_YOUR OBJECTIVE:_ Where "icon" occurs in a line of the entries below, copy that line.

----------------

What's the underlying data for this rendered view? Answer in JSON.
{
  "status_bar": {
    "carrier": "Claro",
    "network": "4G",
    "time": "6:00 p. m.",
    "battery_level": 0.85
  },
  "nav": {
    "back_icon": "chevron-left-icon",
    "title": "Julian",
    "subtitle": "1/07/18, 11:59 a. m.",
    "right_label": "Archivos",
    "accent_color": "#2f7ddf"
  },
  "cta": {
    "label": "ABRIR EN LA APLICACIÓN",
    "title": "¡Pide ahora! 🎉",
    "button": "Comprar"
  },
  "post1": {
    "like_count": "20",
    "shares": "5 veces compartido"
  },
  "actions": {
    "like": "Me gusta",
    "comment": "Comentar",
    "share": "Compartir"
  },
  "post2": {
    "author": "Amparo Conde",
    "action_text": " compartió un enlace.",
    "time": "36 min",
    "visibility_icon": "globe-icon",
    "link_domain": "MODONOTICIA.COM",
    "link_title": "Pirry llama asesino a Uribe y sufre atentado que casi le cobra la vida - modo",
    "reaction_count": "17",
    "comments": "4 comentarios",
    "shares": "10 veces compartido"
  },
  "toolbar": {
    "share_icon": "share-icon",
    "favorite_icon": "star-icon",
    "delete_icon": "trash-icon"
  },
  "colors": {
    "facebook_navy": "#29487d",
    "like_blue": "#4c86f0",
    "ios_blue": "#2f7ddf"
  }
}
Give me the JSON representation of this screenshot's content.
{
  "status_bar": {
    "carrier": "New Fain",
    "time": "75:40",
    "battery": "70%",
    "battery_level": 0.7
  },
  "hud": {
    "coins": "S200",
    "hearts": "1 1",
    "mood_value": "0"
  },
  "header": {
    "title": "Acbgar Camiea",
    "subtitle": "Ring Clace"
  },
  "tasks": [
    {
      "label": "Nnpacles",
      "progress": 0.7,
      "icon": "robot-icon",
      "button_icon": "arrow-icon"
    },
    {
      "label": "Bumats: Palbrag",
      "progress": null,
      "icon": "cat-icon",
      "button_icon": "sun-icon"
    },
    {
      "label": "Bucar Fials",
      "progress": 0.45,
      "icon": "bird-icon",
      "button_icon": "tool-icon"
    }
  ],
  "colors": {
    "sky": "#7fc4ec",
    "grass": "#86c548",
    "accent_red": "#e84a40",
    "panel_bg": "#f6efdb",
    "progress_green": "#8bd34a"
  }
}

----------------

_RESULT BELOW:_
    "back_icon": "chevron-left-icon",
    "visibility_icon": "globe-icon",
    "share_icon": "share-icon",
    "favorite_icon": "star-icon",
    "delete_icon": "trash-icon"
      "icon": "robot-icon",
      "button_icon": "arrow-icon"
      "icon": "cat-icon",
      "button_icon": "sun-icon"
      "icon": "bird-icon",
      "button_icon": "tool-icon"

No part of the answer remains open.